VIC SES informs you should contact your state's SES for the following conditions:
- A tree has fallen and caused damage to your home or vehicle.
- Your roof is damaged or leaking significantly.
- A tree or branch has fallen, preventing you from entering or leaving your home.
- Your property is flooded or about to flood.
After a flood
Precautions still need to be taken after a flood, as conditions may still be dangerous. After a flood, certain things need to be checked, cleaned or repaired before you can enter or start living in your property again. This is also to ensure your safety and hygiene. Water that enters the property can lead to contamination of items they may have come in contact with.
Only return to your property when you receive the message from SES that it is safe to do so.
If you need help with cleaning up after a flood, you can contact your local council for assistance.
Checking your property after a flood

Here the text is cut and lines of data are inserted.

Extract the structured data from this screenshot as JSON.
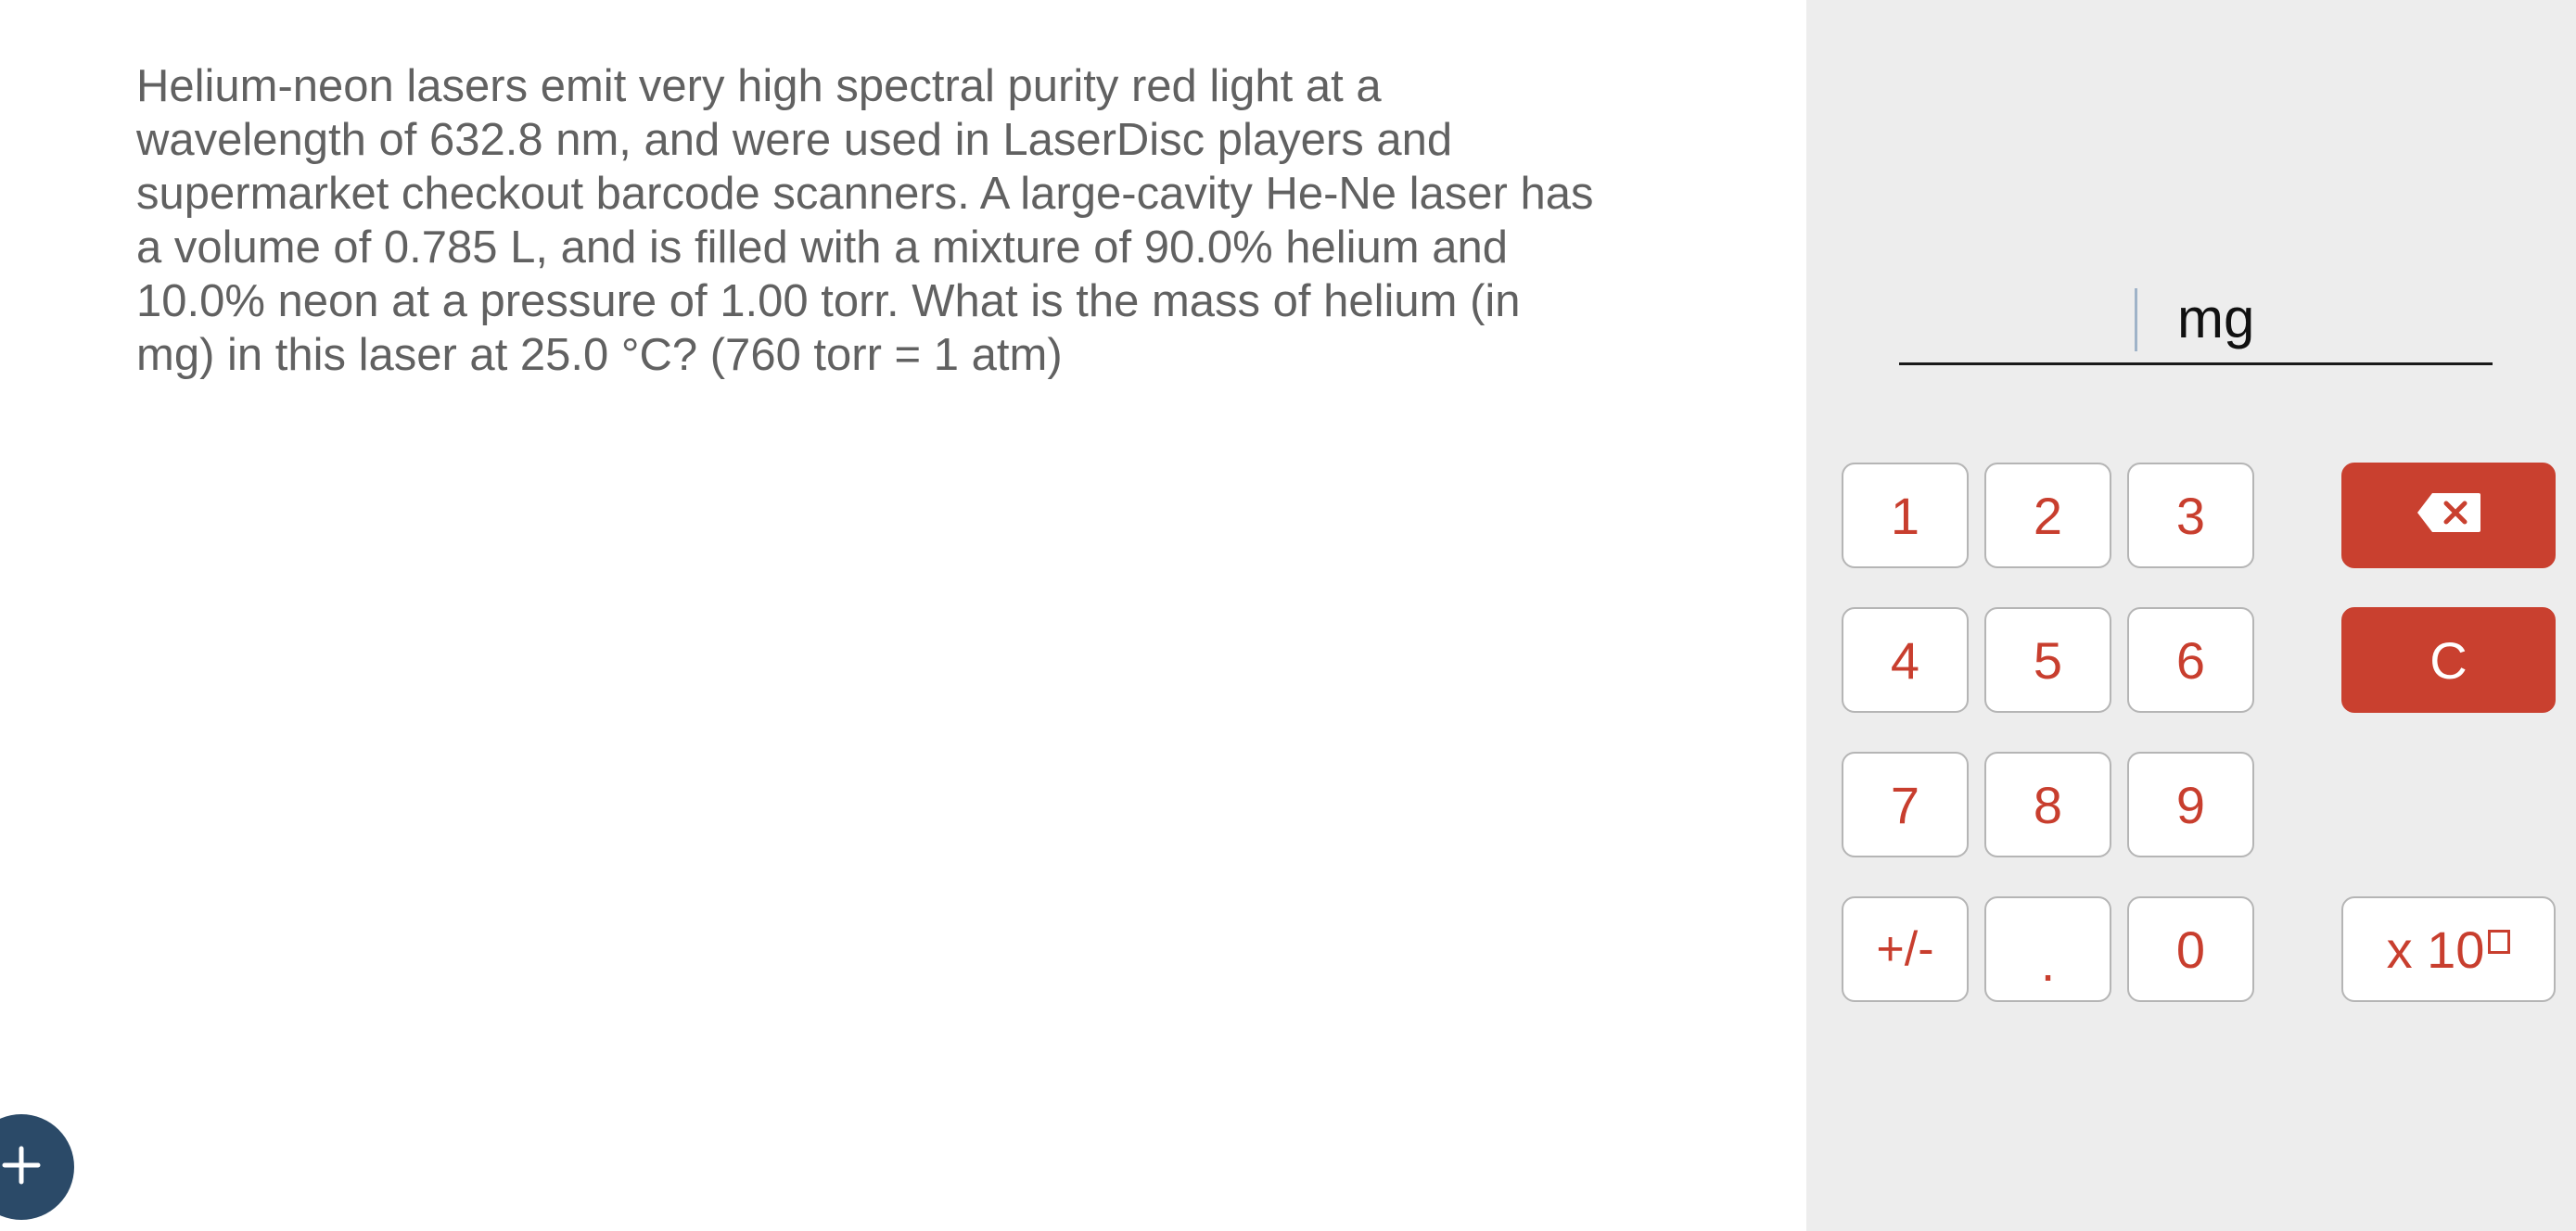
{
  "question": {
    "text": "Helium-neon lasers emit very high spectral purity red light at a wavelength of 632.8 nm, and were used in LaserDisc players and supermarket checkout barcode scanners. A large-cavity He-Ne laser has a volume of 0.785 L, and is filled with a mixture of 90.0% helium and 10.0% neon at a pressure of 1.00 torr. What is the mass of helium (in mg) in this laser at 25.0 °C? (760 torr = 1 atm)"
  },
  "answer": {
    "value": "",
    "unit": "mg"
  },
  "keypad": {
    "k1": "1",
    "k2": "2",
    "k3": "3",
    "k4": "4",
    "k5": "5",
    "k6": "6",
    "k7": "7",
    "k8": "8",
    "k9": "9",
    "sign": "+/-",
    "dot": ".",
    "k0": "0",
    "clear": "C",
    "sci": "x 10",
    "backspace_icon": "backspace-icon"
  },
  "fab": {
    "icon": "plus-icon"
  },
  "colors": {
    "accent_red": "#c9402f",
    "key_text": "#c83e2e",
    "panel_bg": "#ededed",
    "fab_bg": "#2b4a68",
    "question_text": "#616161"
  }
}
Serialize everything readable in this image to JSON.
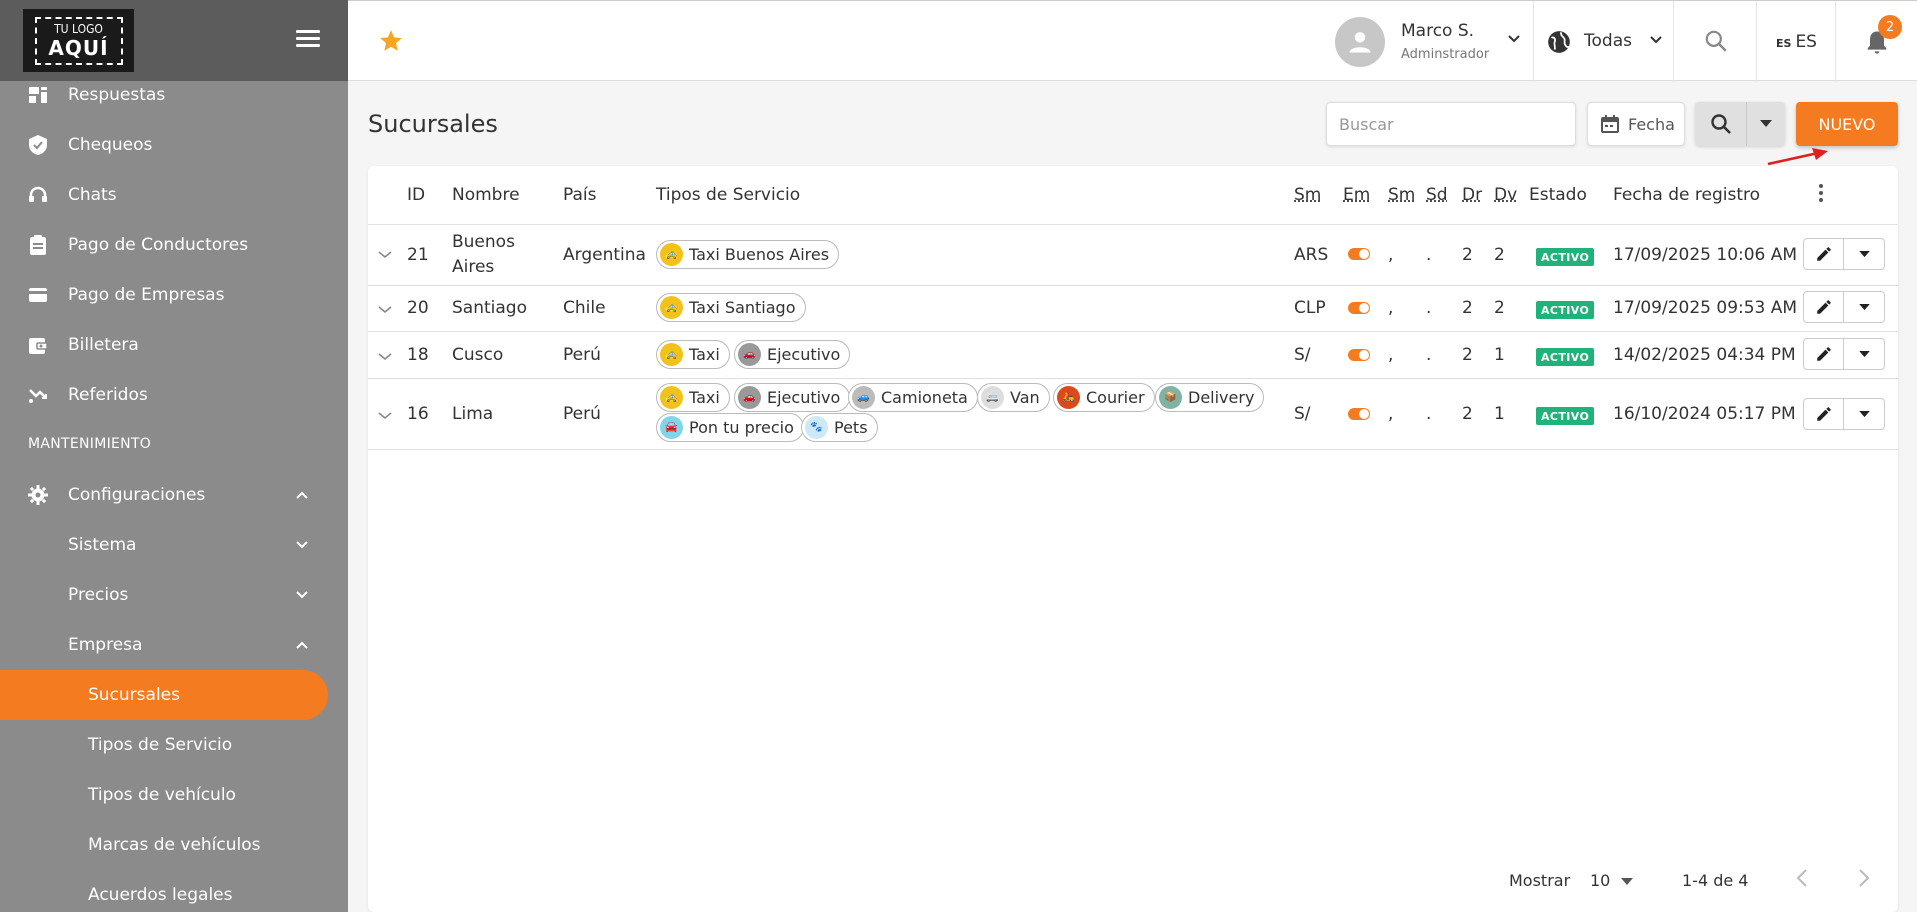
{
  "logo": {
    "line1": "TU LOGO",
    "line2": "AQUÍ"
  },
  "sidebar": {
    "items": [
      {
        "label": "Respuestas",
        "icon": "responses-icon"
      },
      {
        "label": "Chequeos",
        "icon": "shield-check-icon"
      },
      {
        "label": "Chats",
        "icon": "headset-icon"
      },
      {
        "label": "Pago de Conductores",
        "icon": "clipboard-icon"
      },
      {
        "label": "Pago de Empresas",
        "icon": "credit-card-icon"
      },
      {
        "label": "Billetera",
        "icon": "wallet-icon"
      },
      {
        "label": "Referidos",
        "icon": "referral-icon"
      }
    ],
    "section": "MANTENIMIENTO",
    "config": {
      "label": "Configuraciones"
    },
    "sub": [
      {
        "label": "Sistema"
      },
      {
        "label": "Precios"
      },
      {
        "label": "Empresa"
      }
    ],
    "sub2": [
      {
        "label": "Sucursales"
      },
      {
        "label": "Tipos de Servicio"
      },
      {
        "label": "Tipos de vehículo"
      },
      {
        "label": "Marcas de vehículos"
      },
      {
        "label": "Acuerdos legales"
      }
    ]
  },
  "topbar": {
    "user_name": "Marco S.",
    "user_role": "Adminstrador",
    "region": "Todas",
    "lang_code": "ES",
    "lang": "ES",
    "notifications": "2"
  },
  "page": {
    "title": "Sucursales",
    "search_placeholder": "Buscar",
    "date_label": "Fecha",
    "new_label": "NUEVO"
  },
  "table": {
    "headers": {
      "id": "ID",
      "nombre": "Nombre",
      "pais": "País",
      "tipos": "Tipos de Servicio",
      "sm": "Sm",
      "em": "Em",
      "sm2": "Sm",
      "sd": "Sd",
      "dr": "Dr",
      "dv": "Dv",
      "estado": "Estado",
      "fecha": "Fecha de registro"
    },
    "rows": [
      {
        "id": "21",
        "nombre1": "Buenos",
        "nombre2": "Aires",
        "pais": "Argentina",
        "services": [
          "Taxi Buenos Aires"
        ],
        "sm": "ARS",
        "sm2": ",",
        "sd": ".",
        "dr": "2",
        "dv": "2",
        "estado": "ACTIVO",
        "fecha": "17/09/2025 10:06 AM"
      },
      {
        "id": "20",
        "nombre": "Santiago",
        "pais": "Chile",
        "services": [
          "Taxi Santiago"
        ],
        "sm": "CLP",
        "sm2": ",",
        "sd": ".",
        "dr": "2",
        "dv": "2",
        "estado": "ACTIVO",
        "fecha": "17/09/2025 09:53 AM"
      },
      {
        "id": "18",
        "nombre": "Cusco",
        "pais": "Perú",
        "services": [
          "Taxi",
          "Ejecutivo"
        ],
        "sm": "S/",
        "sm2": ",",
        "sd": ".",
        "dr": "2",
        "dv": "1",
        "estado": "ACTIVO",
        "fecha": "14/02/2025 04:34 PM"
      },
      {
        "id": "16",
        "nombre": "Lima",
        "pais": "Perú",
        "services": [
          "Taxi",
          "Ejecutivo",
          "Camioneta",
          "Van",
          "Courier",
          "Delivery",
          "Pon tu precio",
          "Pets"
        ],
        "sm": "S/",
        "sm2": ",",
        "sd": ".",
        "dr": "2",
        "dv": "1",
        "estado": "ACTIVO",
        "fecha": "16/10/2024 05:17 PM"
      }
    ]
  },
  "pagination": {
    "show_label": "Mostrar",
    "per_page": "10",
    "range": "1-4 de 4"
  },
  "colors": {
    "accent": "#f47b20",
    "sidebar": "#8b8b8b",
    "active_badge": "#1fb37a"
  }
}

When returning to your property, Victoria Emergency recommends ensuriing gas and electricity are turned off before entering. Do not either back on until they have been checked by a qualified electrician and licensed gasfitter. Likewise, only turn on appliances or solar systems once a licensed electrician or gasfitter has tested them.
Red Cross's website advises to:
- Wear protective clothing when cleaning up, such as waterproof boots and rubber or leather gloves.
- Use a torch, and only use matches, candles, or lighters once you are sure there is no gas around.
- If you notice any strange smells like gas, immediately leave the building.
- Turn off the electricity at the main fuse box or circuit breaker if you spot any frayed wiring or sparks.
- Check for structural damage to your property before entering. You may use a qualified building inspector to check for these and contaminants, including asbestos.
- Call an electrician first for advice if you have to step in water to get to the fuse box or circuit breaker.
The NSW government warns not to use or handle any electrical appliances which have been affected by flooding. Have them checked by an electrician first.
Ensure you have licensed builders and tradespeople to check, reconnect services and conduct any repair work required to ensure the safety of the building. This can include asbestos contamination, demolishing dangerous structures and electrical wiring, plumbing and gas fitting.
It's essential to take photos and document any damage, whether renting or owning the property, particularly for insurance purposes.
Look out for snakes, spiders, mice, and other wildlife that may have tried to hide from the flood, and contact your local council or wildlife rescue to arrange for their care.
Safety around remaining floodwater
According to the NSW government's website, the primary cause of death during floods is people entering floodwater, including kids playing in floodwater. Even after the flood has passed, do not go into flood waters. There is a risk of electrocution, drowning, injury from objects in the water, illness, and infection from contaminated floodwaters.
This water can contain garbage, chemicals, sewage, and other hazardous contaminants, such as disease-causing bacteria, fungi, and viruses.
Flooding can also lead to an increased presence of animals, such as spiders and snakes.
Be sure to avoid fallen power lines, too, as they may be live and cause electrocution. Contact your emergency services immediately to report these.
Health and hygiene after a flood
The NSW government recommends the below steps to ensure your health and hygiene:
- Don't drink water from the property until you hear from local water authorities that it's safe and uncontaminated.
- Always wash your hands after cleaning up.
- Cover up any cuts well to prevent them from getting infected by contaminated water.
- Throw away any items that you cannot disinfect, if they have been in contact with floodwater, that may contain sewerage containing harmful bacteria and viruses.
Disaster recovery centres may be set up in your state following some disasters. These can provide various welfare services, including financial assistance, personal support, organising temporary accommodation, and providing information and referrals.
You may register at one of these recovery centres or with your local council to get the help you need. State emergency services have recovery kits available on their websites.